She handles the roller brush with ease and climbs the scaffolds like a dancer. He’s the master of detail, giving life to the characters they create. They are dynamic duo, Hera and Akut, street artists from Germany who are famous around the globe for their brilliantly poetic and astoundingly beautiful wall paintings. They came to Manila last week, August 3-11, and held an exhibit at Vinyl on Vinyl, live painting sessions at Fully Booked, BGC and talks at a couple of universities. Kayo (Thanks to his job. Check Honeycomb here) had the awesome privilege of filming them during their entire trip so I also had the chance to meet them and watch them work. I must say that it was a very inspiring experience.
I’ve only really come across photographs of their murals and time-lapse videos of them painting online but when Kayo told me more about Herakut and who they are some time last month, I got hooked. I was never really into weird creatures or dark images but after looking through Herakut’s pieces and after having read about the message behind what they create, I’ve developed a fresh appreciation for the style and for street art as a whole.
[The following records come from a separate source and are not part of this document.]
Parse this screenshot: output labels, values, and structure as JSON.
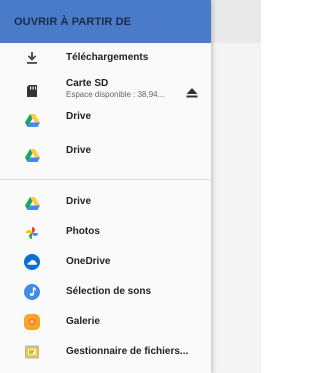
{
  "header": {
    "title": "OUVRIR À PARTIR DE"
  },
  "locations": [
    {
      "label": "Téléchargements",
      "icon": "download-icon"
    },
    {
      "label": "Carte SD",
      "sub": "Espace disponible : 38,94...",
      "icon": "sd-card-icon",
      "action_icon": "eject-icon"
    },
    {
      "label": "Drive",
      "icon": "google-drive-icon"
    },
    {
      "label": "Drive",
      "icon": "google-drive-icon"
    }
  ],
  "apps": [
    {
      "label": "Drive",
      "icon": "google-drive-icon"
    },
    {
      "label": "Photos",
      "icon": "google-photos-icon"
    },
    {
      "label": "OneDrive",
      "icon": "onedrive-icon"
    },
    {
      "label": "Sélection de sons",
      "icon": "sound-picker-icon"
    },
    {
      "label": "Galerie",
      "icon": "gallery-icon"
    },
    {
      "label": "Gestionnaire de fichiers...",
      "icon": "file-manager-icon"
    }
  ],
  "colors": {
    "header_bg": "#4a7bc8",
    "header_text": "#1a2b4a",
    "drive_green": "#1da462",
    "drive_yellow": "#ffcd40",
    "drive_blue": "#4688f4",
    "onedrive_blue": "#0a6fd0",
    "sounds_blue": "#3d8ce8",
    "gallery_orange": "#f5a623",
    "file_manager_yellow": "#f4c542"
  }
}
The paintings are surreal but their message is very relevant, very human.
One of my favorites is their series of paintings called Happy Doubt Day from 2010. It’s so whimsical and playful but there’s a sadness to it that makes you look into yourself and realize: I know exactly what they’re talking about.
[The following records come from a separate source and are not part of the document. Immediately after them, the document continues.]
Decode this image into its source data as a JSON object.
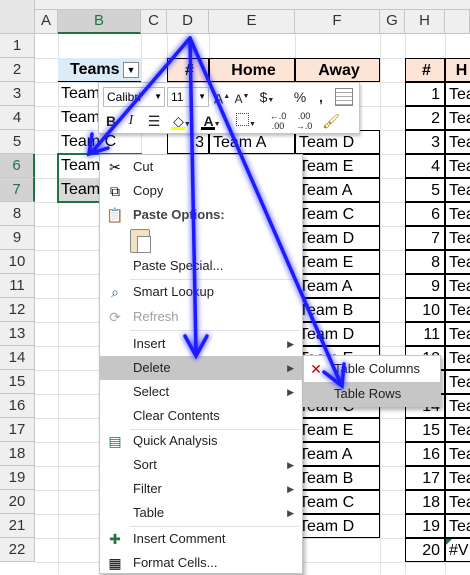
{
  "columns": [
    "A",
    "B",
    "C",
    "D",
    "E",
    "F",
    "G",
    "H"
  ],
  "rows": [
    "1",
    "2",
    "3",
    "4",
    "5",
    "6",
    "7",
    "8",
    "9",
    "10",
    "11",
    "12",
    "13",
    "14",
    "15",
    "16",
    "17",
    "18",
    "19",
    "20",
    "21",
    "22"
  ],
  "teams_table": {
    "header": "Teams",
    "rows": [
      "Team A",
      "Team B",
      "Team C",
      "Team D",
      "Team E"
    ]
  },
  "match_table": {
    "headers": {
      "num": "#",
      "home": "Home",
      "away": "Away"
    },
    "row5": {
      "num": "3",
      "home": "Team A",
      "away": "Team D"
    },
    "away_rows": [
      "Team E",
      "Team A",
      "Team C",
      "Team D",
      "Team E",
      "Team A",
      "Team B",
      "Team D",
      "Team E",
      "Team B",
      "Team C",
      "Team E",
      "Team A",
      "Team B",
      "Team C",
      "Team D"
    ]
  },
  "right_table": {
    "header_num": "#",
    "header_partial": "H",
    "nums": [
      "1",
      "2",
      "3",
      "4",
      "5",
      "6",
      "7",
      "8",
      "9",
      "10",
      "11",
      "12",
      "13",
      "14",
      "15",
      "16",
      "17",
      "18",
      "19",
      "20"
    ],
    "team_partial": [
      "Tea",
      "Tea",
      "Tea",
      "Tea",
      "Tea",
      "Tea",
      "Tea",
      "Tea",
      "Tea",
      "Tea",
      "Tea",
      "Tea",
      "Tea",
      "Tea",
      "Tea",
      "Tea",
      "Tea",
      "Tea",
      "Tea",
      "#V"
    ]
  },
  "mini_toolbar": {
    "font_name": "Calibri",
    "font_size": "11",
    "bold": "B",
    "italic": "I",
    "currency": "$",
    "percent": "%",
    "comma": ","
  },
  "context_menu": {
    "cut": "Cut",
    "copy": "Copy",
    "paste_options": "Paste Options:",
    "paste_special": "Paste Special...",
    "smart_lookup": "Smart Lookup",
    "refresh": "Refresh",
    "insert": "Insert",
    "delete": "Delete",
    "select": "Select",
    "clear_contents": "Clear Contents",
    "quick_analysis": "Quick Analysis",
    "sort": "Sort",
    "filter": "Filter",
    "table": "Table",
    "insert_comment": "Insert Comment",
    "format_cells": "Format Cells..."
  },
  "delete_submenu": {
    "table_columns": "Table Columns",
    "table_rows": "Table Rows"
  },
  "colors": {
    "excel_green": "#217346",
    "annotation_blue": "#1a1aff",
    "header_orange": "#fce4d6",
    "menu_highlight": "#c6c6c6"
  }
}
Instead of struggling with doubt as such, we put a hat on it! (Doubtful thoughts are better than none, right?)– Herakut, After the Laughter
Their Manila tour was entitled Beauty is a Sanctuary and i think it’s perfect because there is a sort of holiness to the art they make. Like a church or community, it brings different types of people from different lives and backgrounds together, united in the thoughts and the feelings that their paintings summon and produce. Through their paintings Herakut says things people always think and feel but are afraid to talk about. No wonder everybody everywhere gravitates to them and their work.
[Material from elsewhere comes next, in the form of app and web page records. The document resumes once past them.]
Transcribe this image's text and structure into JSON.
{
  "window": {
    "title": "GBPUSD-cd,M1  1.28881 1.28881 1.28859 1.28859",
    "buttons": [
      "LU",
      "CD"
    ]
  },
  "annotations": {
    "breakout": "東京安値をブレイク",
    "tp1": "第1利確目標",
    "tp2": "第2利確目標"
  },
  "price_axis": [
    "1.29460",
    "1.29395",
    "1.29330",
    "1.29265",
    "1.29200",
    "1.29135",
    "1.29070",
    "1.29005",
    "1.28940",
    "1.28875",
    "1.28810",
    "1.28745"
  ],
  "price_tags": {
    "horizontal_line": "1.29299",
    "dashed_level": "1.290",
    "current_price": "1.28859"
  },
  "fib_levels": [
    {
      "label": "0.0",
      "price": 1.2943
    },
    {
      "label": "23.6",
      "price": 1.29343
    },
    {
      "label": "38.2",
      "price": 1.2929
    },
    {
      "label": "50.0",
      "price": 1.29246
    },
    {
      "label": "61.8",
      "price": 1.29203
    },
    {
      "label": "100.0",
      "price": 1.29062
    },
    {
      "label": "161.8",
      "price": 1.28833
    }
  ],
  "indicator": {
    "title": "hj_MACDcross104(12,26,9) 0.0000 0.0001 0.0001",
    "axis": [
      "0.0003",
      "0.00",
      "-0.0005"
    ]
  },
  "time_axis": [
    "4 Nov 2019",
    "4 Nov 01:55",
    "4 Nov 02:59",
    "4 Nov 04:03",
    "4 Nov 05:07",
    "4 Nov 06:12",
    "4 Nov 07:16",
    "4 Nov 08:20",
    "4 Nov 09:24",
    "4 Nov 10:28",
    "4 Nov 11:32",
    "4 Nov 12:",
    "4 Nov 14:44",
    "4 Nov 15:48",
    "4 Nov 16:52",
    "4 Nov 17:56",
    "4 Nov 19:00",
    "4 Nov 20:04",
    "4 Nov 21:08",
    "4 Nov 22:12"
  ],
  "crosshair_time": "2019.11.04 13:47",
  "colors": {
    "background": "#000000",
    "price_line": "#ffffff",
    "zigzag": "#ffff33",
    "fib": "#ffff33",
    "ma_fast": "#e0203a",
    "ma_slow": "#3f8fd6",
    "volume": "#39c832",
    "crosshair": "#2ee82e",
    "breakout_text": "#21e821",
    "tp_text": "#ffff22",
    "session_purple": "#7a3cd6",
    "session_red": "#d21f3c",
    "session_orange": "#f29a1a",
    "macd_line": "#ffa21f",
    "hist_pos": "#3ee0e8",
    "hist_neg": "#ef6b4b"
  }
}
With the opportunity given us to see them do what they do in person and even hang out with them, Kayo and I took in everything we could — the style, the skill, the technique, the message, the colors, the music, the vibe, the company, the conversations, the friendship. We shared meals together and heard about the way they do things and what inspires them. They played with our kids and we talked about our families. In that brief time, we shared our lives with them and theirs with us. Somehow, in the middle of it all, I’d forgotten that they are rockstar artists and began to see them just as they are — two people doing what they love, helping people connect. They were amazing artists with superb vision and skill but they were also broken, imperfect and struggling people who wrestle with life just as much as anybody. So I think what makes them even more amazing is their ability to take their weakness and transform it into something beautiful, into something that speaks hope and life to those who see it. That, to me, is powerful.
To close, I leave you with one of their most powerful quotes:
Art does not help people. People help people – Herakut, Berlin 2010
Check out the videos Kayo made of Herakut in Manila: